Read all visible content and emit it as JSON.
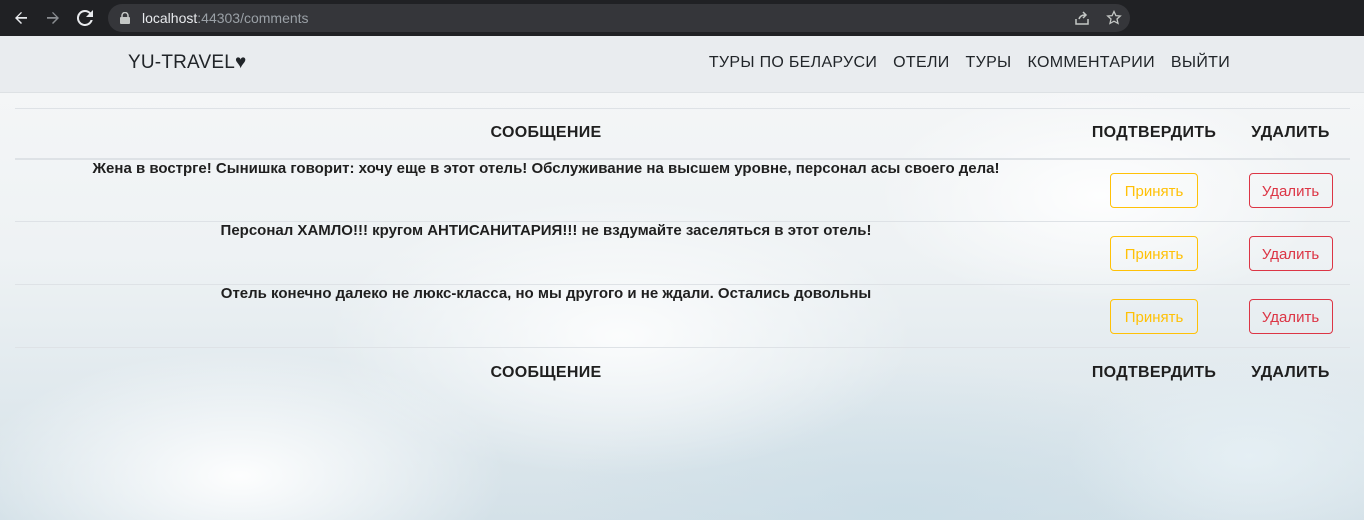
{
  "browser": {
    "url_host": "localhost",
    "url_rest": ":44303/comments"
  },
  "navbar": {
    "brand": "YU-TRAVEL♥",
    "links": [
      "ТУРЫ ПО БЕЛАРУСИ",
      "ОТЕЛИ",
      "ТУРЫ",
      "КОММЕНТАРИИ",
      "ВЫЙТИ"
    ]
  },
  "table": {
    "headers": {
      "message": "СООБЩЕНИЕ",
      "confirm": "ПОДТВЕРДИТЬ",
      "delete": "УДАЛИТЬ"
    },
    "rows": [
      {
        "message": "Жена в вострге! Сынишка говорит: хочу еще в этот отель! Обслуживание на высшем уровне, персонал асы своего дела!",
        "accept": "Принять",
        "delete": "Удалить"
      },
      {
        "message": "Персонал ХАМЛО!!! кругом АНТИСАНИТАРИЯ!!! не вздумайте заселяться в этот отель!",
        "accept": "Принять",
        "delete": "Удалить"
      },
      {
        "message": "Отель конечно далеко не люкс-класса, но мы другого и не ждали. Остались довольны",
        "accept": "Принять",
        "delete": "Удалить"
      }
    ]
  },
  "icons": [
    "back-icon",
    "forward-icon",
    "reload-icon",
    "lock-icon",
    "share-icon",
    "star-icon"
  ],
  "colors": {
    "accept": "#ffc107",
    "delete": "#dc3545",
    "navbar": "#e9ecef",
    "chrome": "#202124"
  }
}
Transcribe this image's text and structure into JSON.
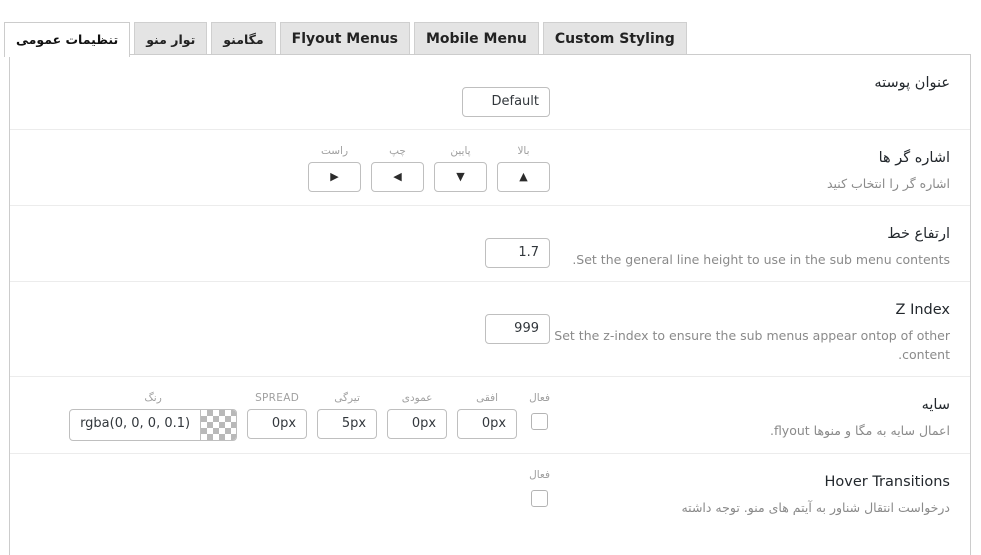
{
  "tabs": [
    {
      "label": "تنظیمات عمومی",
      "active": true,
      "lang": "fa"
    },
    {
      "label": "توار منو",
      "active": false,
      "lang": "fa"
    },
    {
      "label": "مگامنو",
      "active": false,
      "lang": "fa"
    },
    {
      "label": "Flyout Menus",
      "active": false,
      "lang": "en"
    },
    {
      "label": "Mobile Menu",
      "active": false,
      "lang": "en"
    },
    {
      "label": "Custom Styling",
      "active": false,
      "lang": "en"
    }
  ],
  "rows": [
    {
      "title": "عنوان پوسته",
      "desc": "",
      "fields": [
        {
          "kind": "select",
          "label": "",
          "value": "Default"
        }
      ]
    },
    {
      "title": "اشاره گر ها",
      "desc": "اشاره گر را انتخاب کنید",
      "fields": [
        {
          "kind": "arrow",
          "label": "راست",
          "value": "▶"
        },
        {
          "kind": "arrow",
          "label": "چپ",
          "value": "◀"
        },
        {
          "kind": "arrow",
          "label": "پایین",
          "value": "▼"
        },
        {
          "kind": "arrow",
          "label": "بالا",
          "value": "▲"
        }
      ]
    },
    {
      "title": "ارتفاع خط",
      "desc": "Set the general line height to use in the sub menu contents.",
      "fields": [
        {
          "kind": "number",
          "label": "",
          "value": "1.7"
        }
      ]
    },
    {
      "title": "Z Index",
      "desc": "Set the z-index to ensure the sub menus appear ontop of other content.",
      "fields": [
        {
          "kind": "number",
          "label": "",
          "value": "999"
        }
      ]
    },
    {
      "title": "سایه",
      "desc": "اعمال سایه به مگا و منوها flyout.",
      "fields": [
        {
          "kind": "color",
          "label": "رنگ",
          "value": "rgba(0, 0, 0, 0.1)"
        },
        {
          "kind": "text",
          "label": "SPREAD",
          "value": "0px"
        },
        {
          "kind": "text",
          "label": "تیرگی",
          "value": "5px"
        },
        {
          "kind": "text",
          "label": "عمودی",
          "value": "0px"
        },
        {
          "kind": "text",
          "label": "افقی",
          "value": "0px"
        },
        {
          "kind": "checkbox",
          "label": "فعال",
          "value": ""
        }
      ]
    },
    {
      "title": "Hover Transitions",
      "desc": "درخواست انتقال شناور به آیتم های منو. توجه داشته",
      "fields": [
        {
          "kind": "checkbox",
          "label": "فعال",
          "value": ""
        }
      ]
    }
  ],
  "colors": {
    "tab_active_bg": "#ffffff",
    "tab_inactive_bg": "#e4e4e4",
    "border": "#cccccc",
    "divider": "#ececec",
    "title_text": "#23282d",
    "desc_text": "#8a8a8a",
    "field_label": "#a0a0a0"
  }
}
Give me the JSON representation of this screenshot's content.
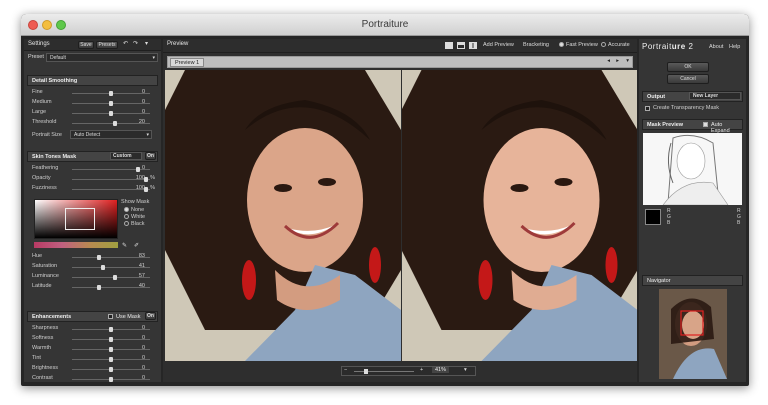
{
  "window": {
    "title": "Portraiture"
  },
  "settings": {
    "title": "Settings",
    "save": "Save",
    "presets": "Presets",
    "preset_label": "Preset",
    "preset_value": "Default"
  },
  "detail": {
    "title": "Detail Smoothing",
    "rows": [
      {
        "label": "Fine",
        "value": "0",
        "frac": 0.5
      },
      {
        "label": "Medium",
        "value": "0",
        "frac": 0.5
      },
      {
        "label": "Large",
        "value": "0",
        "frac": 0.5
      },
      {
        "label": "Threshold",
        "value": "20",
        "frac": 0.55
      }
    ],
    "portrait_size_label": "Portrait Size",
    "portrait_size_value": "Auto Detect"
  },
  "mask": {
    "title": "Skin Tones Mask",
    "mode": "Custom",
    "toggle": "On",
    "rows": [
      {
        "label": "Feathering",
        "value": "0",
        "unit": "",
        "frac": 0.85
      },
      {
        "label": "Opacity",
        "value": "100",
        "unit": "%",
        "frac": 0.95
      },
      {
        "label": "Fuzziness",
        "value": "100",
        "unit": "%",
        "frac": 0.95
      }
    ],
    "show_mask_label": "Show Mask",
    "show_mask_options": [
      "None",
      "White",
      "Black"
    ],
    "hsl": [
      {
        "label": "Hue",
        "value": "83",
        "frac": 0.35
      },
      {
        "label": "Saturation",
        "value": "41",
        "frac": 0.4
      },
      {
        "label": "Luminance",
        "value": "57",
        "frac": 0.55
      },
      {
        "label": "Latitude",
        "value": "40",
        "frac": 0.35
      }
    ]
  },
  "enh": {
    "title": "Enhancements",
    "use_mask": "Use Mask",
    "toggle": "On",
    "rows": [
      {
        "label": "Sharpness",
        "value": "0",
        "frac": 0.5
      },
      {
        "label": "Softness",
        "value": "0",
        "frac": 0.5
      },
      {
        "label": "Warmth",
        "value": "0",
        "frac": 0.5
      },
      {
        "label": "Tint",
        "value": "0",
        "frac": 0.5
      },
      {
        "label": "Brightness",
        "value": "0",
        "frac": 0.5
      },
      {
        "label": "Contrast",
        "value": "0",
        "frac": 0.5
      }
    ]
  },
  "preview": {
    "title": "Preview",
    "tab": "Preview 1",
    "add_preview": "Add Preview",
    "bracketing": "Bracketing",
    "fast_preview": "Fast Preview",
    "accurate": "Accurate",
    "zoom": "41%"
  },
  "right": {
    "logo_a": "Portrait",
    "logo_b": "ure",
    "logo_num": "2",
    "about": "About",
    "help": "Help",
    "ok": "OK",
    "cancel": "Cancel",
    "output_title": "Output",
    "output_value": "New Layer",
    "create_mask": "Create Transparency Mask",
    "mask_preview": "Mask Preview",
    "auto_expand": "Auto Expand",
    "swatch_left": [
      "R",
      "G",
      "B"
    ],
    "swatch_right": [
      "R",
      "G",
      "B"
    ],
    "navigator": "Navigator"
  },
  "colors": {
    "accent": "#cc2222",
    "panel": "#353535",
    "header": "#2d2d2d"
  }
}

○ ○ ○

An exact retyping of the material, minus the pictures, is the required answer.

** Output of the task **
Read all visible content and emit it as JSON.
{
  "browser": {
    "url_host": "localhost",
    "url_rest": ":44303/comments"
  },
  "navbar": {
    "brand": "YU-TRAVEL♥",
    "links": [
      "ТУРЫ ПО БЕЛАРУСИ",
      "ОТЕЛИ",
      "ТУРЫ",
      "КОММЕНТАРИИ",
      "ВЫЙТИ"
    ]
  },
  "table": {
    "headers": {
      "message": "СООБЩЕНИЕ",
      "confirm": "ПОДТВЕРДИТЬ",
      "delete": "УДАЛИТЬ"
    },
    "rows": [
      {
        "message": "Жена в вострге! Сынишка говорит: хочу еще в этот отель! Обслуживание на высшем уровне, персонал асы своего дела!",
        "accept": "Принять",
        "delete": "Удалить"
      },
      {
        "message": "Персонал ХАМЛО!!! кругом АНТИСАНИТАРИЯ!!! не вздумайте заселяться в этот отель!",
        "accept": "Принять",
        "delete": "Удалить"
      },
      {
        "message": "Отель конечно далеко не люкс-класса, но мы другого и не ждали. Остались довольны",
        "accept": "Принять",
        "delete": "Удалить"
      }
    ]
  },
  "icons": [
    "back-icon",
    "forward-icon",
    "reload-icon",
    "lock-icon",
    "share-icon",
    "star-icon"
  ],
  "colors": {
    "accept": "#ffc107",
    "delete": "#dc3545",
    "navbar": "#e9ecef",
    "chrome": "#202124"
  }
}
Transcribe this image's text and structure into JSON.
{
  "tabs": [
    {
      "label": "تنظیمات عمومی",
      "active": true,
      "lang": "fa"
    },
    {
      "label": "توار منو",
      "active": false,
      "lang": "fa"
    },
    {
      "label": "مگامنو",
      "active": false,
      "lang": "fa"
    },
    {
      "label": "Flyout Menus",
      "active": false,
      "lang": "en"
    },
    {
      "label": "Mobile Menu",
      "active": false,
      "lang": "en"
    },
    {
      "label": "Custom Styling",
      "active": false,
      "lang": "en"
    }
  ],
  "rows": [
    {
      "title": "عنوان پوسته",
      "desc": "",
      "fields": [
        {
          "kind": "select",
          "label": "",
          "value": "Default"
        }
      ]
    },
    {
      "title": "اشاره گر ها",
      "desc": "اشاره گر را انتخاب کنید",
      "fields": [
        {
          "kind": "arrow",
          "label": "راست",
          "value": "▶"
        },
        {
          "kind": "arrow",
          "label": "چپ",
          "value": "◀"
        },
        {
          "kind": "arrow",
          "label": "پایین",
          "value": "▼"
        },
        {
          "kind": "arrow",
          "label": "بالا",
          "value": "▲"
        }
      ]
    },
    {
      "title": "ارتفاع خط",
      "desc": "Set the general line height to use in the sub menu contents.",
      "fields": [
        {
          "kind": "number",
          "label": "",
          "value": "1.7"
        }
      ]
    },
    {
      "title": "Z Index",
      "desc": "Set the z-index to ensure the sub menus appear ontop of other content.",
      "fields": [
        {
          "kind": "number",
          "label": "",
          "value": "999"
        }
      ]
    },
    {
      "title": "سایه",
      "desc": "اعمال سایه به مگا و منوها flyout.",
      "fields": [
        {
          "kind": "color",
          "label": "رنگ",
          "value": "rgba(0, 0, 0, 0.1)"
        },
        {
          "kind": "text",
          "label": "SPREAD",
          "value": "0px"
        },
        {
          "kind": "text",
          "label": "تیرگی",
          "value": "5px"
        },
        {
          "kind": "text",
          "label": "عمودی",
          "value": "0px"
        },
        {
          "kind": "text",
          "label": "افقی",
          "value": "0px"
        },
        {
          "kind": "checkbox",
          "label": "فعال",
          "value": ""
        }
      ]
    },
    {
      "title": "Hover Transitions",
      "desc": "درخواست انتقال شناور به آیتم های منو. توجه داشته",
      "fields": [
        {
          "kind": "checkbox",
          "label": "فعال",
          "value": ""
        }
      ]
    }
  ],
  "colors": {
    "tab_active_bg": "#ffffff",
    "tab_inactive_bg": "#e4e4e4",
    "border": "#cccccc",
    "divider": "#ececec",
    "title_text": "#23282d",
    "desc_text": "#8a8a8a",
    "field_label": "#a0a0a0"
  }
}
Give me the JSON representation of this screenshot's content.
{
  "window": {
    "title": "Portraiture"
  },
  "settings": {
    "title": "Settings",
    "save": "Save",
    "presets": "Presets",
    "preset_label": "Preset",
    "preset_value": "Default"
  },
  "detail": {
    "title": "Detail Smoothing",
    "rows": [
      {
        "label": "Fine",
        "value": "0",
        "frac": 0.5
      },
      {
        "label": "Medium",
        "value": "0",
        "frac": 0.5
      },
      {
        "label": "Large",
        "value": "0",
        "frac": 0.5
      },
      {
        "label": "Threshold",
        "value": "20",
        "frac": 0.55
      }
    ],
    "portrait_size_label": "Portrait Size",
    "portrait_size_value": "Auto Detect"
  },
  "mask": {
    "title": "Skin Tones Mask",
    "mode": "Custom",
    "toggle": "On",
    "rows": [
      {
        "label": "Feathering",
        "value": "0",
        "unit": "",
        "frac": 0.85
      },
      {
        "label": "Opacity",
        "value": "100",
        "unit": "%",
        "frac": 0.95
      },
      {
        "label": "Fuzziness",
        "value": "100",
        "unit": "%",
        "frac": 0.95
      }
    ],
    "show_mask_label": "Show Mask",
    "show_mask_options": [
      "None",
      "White",
      "Black"
    ],
    "hsl": [
      {
        "label": "Hue",
        "value": "83",
        "frac": 0.35
      },
      {
        "label": "Saturation",
        "value": "41",
        "frac": 0.4
      },
      {
        "label": "Luminance",
        "value": "57",
        "frac": 0.55
      },
      {
        "label": "Latitude",
        "value": "40",
        "frac": 0.35
      }
    ]
  },
  "enh": {
    "title": "Enhancements",
    "use_mask": "Use Mask",
    "toggle": "On",
    "rows": [
      {
        "label": "Sharpness",
        "value": "0",
        "frac": 0.5
      },
      {
        "label": "Softness",
        "value": "0",
        "frac": 0.5
      },
      {
        "label": "Warmth",
        "value": "0",
        "frac": 0.5
      },
      {
        "label": "Tint",
        "value": "0",
        "frac": 0.5
      },
      {
        "label": "Brightness",
        "value": "0",
        "frac": 0.5
      },
      {
        "label": "Contrast",
        "value": "0",
        "frac": 0.5
      }
    ]
  },
  "preview": {
    "title": "Preview",
    "tab": "Preview 1",
    "add_preview": "Add Preview",
    "bracketing": "Bracketing",
    "fast_preview": "Fast Preview",
    "accurate": "Accurate",
    "zoom": "41%"
  },
  "right": {
    "logo_a": "Portrait",
    "logo_b": "ure",
    "logo_num": "2",
    "about": "About",
    "help": "Help",
    "ok": "OK",
    "cancel": "Cancel",
    "output_title": "Output",
    "output_value": "New Layer",
    "create_mask": "Create Transparency Mask",
    "mask_preview": "Mask Preview",
    "auto_expand": "Auto Expand",
    "swatch_left": [
      "R",
      "G",
      "B"
    ],
    "swatch_right": [
      "R",
      "G",
      "B"
    ],
    "navigator": "Navigator"
  },
  "colors": {
    "accent": "#cc2222",
    "panel": "#353535",
    "header": "#2d2d2d"
  }
}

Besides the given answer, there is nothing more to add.